Cats that have not been properly socialized to people can be expected to show some degree of aggressiveness when feeling threatened. It is also a well-known fact that even some socialized cats just want to be left alone at times and may become aggressive if disturbed.
Personality defects can lead to true aggressive tendencies in cats. These are cats that have been poorly socialized to humans, or have experienced negative socialization. Nervous or hyperexcitable cats or those with extremely domineering personalities can also show aggressiveness at times as well.
An agitated or angry cat will flag its tail and flatten its ears against its head when approached or touched. A lowpitched growl or hiss is usually heard as well.
All aggressive cats, especially males, should be neutered or spayed. If neutering doesn’t eliminate the problem, then antianxiety medications can be used to help “take the edge off” the pugnacious feline.
Fear-induced aggression rarely responds to training or reprimand. In fact, if such actions are attempted while the cat is in such a state, serious injury to an owner could result! The self-defense posture caused by fear-induced aggressive behavior is characterized by piloerection (hair standing on end), arched back, flattened ears, and hissing or spitting.

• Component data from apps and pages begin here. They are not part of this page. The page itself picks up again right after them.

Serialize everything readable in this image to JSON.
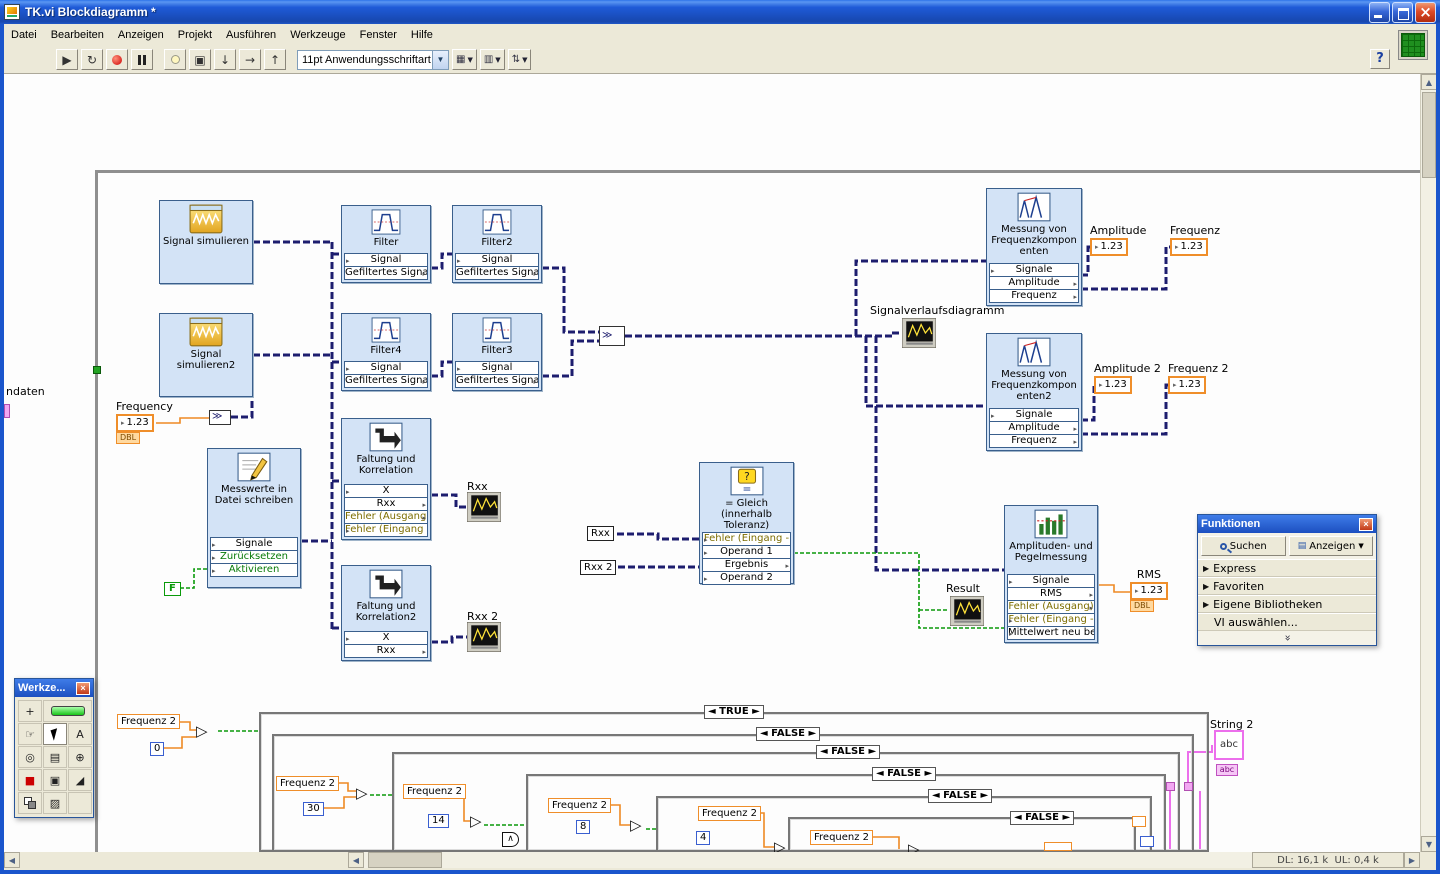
{
  "window": {
    "title": "TK.vi Blockdiagramm *"
  },
  "menu": [
    "Datei",
    "Bearbeiten",
    "Anzeigen",
    "Projekt",
    "Ausführen",
    "Werkzeuge",
    "Fenster",
    "Hilfe"
  ],
  "toolbar": {
    "font": "11pt Anwendungsschriftart",
    "help": "?"
  },
  "canvas": {
    "fragment_left": "ndaten",
    "merge": "≫",
    "nodes": {
      "sim1": {
        "title": "Signal simulieren"
      },
      "sim2": {
        "title": "Signal simulieren2"
      },
      "filter1": {
        "title": "Filter",
        "rows": [
          "Signal",
          "Gefiltertes Signal"
        ]
      },
      "filter2": {
        "title": "Filter2",
        "rows": [
          "Signal",
          "Gefiltertes Signal"
        ]
      },
      "filter3": {
        "title": "Filter3",
        "rows": [
          "Signal",
          "Gefiltertes Signal"
        ]
      },
      "filter4": {
        "title": "Filter4",
        "rows": [
          "Signal",
          "Gefiltertes Signal"
        ]
      },
      "mwrite": {
        "title": "Messwerte in Datei schreiben",
        "rows": [
          "Signale",
          "Zurücksetzen",
          "Aktivieren"
        ]
      },
      "falt1": {
        "title": "Faltung und Korrelation",
        "rows": [
          "X",
          "Rxx",
          "Fehler (Ausgang)",
          "Fehler (Eingang -"
        ]
      },
      "falt2": {
        "title": "Faltung und Korrelation2",
        "rows": [
          "X",
          "Rxx"
        ]
      },
      "mfk1": {
        "title": "Messung von Frequenzkomponenten",
        "rows": [
          "Signale",
          "Amplitude",
          "Frequenz"
        ]
      },
      "mfk2": {
        "title": "Messung von Frequenzkomponenten2",
        "rows": [
          "Signale",
          "Amplitude",
          "Frequenz"
        ]
      },
      "gleich": {
        "title": "= Gleich (innerhalb Toleranz)",
        "rows": [
          "Fehler (Eingang -",
          "Operand 1",
          "Ergebnis",
          "Operand 2"
        ]
      },
      "apm": {
        "title": "Amplituden- und Pegelmessung",
        "rows": [
          "Signale",
          "RMS",
          "Fehler (Ausgang)",
          "Fehler (Eingang -",
          "Mittelwert neu bei"
        ]
      }
    },
    "indicators": {
      "frequency": {
        "label": "Frequency",
        "value": "1.23",
        "type": "DBL"
      },
      "amplitude": {
        "label": "Amplitude",
        "value": "1.23"
      },
      "frequenz": {
        "label": "Frequenz",
        "value": "1.23"
      },
      "amplitude2": {
        "label": "Amplitude 2",
        "value": "1.23"
      },
      "frequenz2": {
        "label": "Frequenz 2",
        "value": "1.23"
      },
      "rms": {
        "label": "RMS",
        "value": "1.23",
        "type": "DBL"
      },
      "rxx": {
        "label": "Rxx"
      },
      "rxx2": {
        "label": "Rxx 2"
      },
      "wave": {
        "label": "Signalverlaufsdiagramm"
      },
      "result": {
        "label": "Result"
      },
      "string2": {
        "label": "String 2",
        "value": "abc",
        "badge": "abc"
      }
    },
    "locals": {
      "rxx": "Rxx",
      "rxx2": "Rxx 2",
      "bool": "F"
    },
    "cases": {
      "true": "◄ TRUE ►",
      "false": "◄ FALSE ►"
    },
    "freq2": {
      "label": "Frequenz 2",
      "v0": "0",
      "v1": "30",
      "v2": "14",
      "v3": "8",
      "v4": "4"
    }
  },
  "palettes": {
    "tools": {
      "title": "Werkze..."
    },
    "functions": {
      "title": "Funktionen",
      "search": "Suchen",
      "view": "Anzeigen",
      "items": [
        "Express",
        "Favoriten",
        "Eigene Bibliotheken"
      ],
      "select": "VI auswählen..."
    }
  },
  "status": {
    "transfer": "DL: 16,1 k  UL: 0,4 k"
  }
}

Cats that feel threatened will lash out with their claws, and make short, sharp lunges at their adversaries. If they really sense danger, they often roll over on their backs, and assume a defense posture that will allow them to utilize the claws on all four feet.
Obviously, eliminating the source of fear is the first step in managing such aggression. Afterwards, give your cat plenty of time alone to calm down and relax. A special food treat can be offered as well to help take its mind off the incident.
Playful aggression must be differentiated from the two previous types of aggression, since it is by far the easiest to address. This type of aggression is seen primarily in younger cats filled with youthful energy and curiosity. These cats may stalk house guests or ambush unexpecting owners when they arrive home.
This behavior provides them a way to release excess energy and to practice their instinctive hunting skills. Most bites inflicted during this type of play are not meant to break the skin; however, this can certainly be a function of the game’s intensity.
One physical characteristic of a mischievous cat or kitten is that they often carry their tail arched up over their back or in an inverted “U” position during these play episodes. Playful aggression can be managed by allowing your cat greater access to toys such as paper bags, ping pong balls, or windup, moving figures.
If you play action games with your cat using strings attached to toys, be sure to remove these strings following a play session. Finally, taking your cat out for more walks during the day can help expend some of its pent-up energy.
Negative reinforcement utilizing water sprayers or compressed-air canisters can also be used to break overzealous cats of their bad habits. As a last resort, simply isolating your rambunctious feline in another room while you have guests over will ensure that they are not met with any unexpected surprises!
Let us not forget about medical causes for aggressiveness in cats. Cats that don’t feel good often just want to be left alone, and if they are disturbed, they may show aggressiveness. Diseases that affect the nervous system (including rabies), metabolic disorders, and pain can all have a negative effect on a cat’s personality.
If your cat has experienced a gradual or sudden change in personality, have it examined by a veterinarian in order to rule out possible medical causes for the change.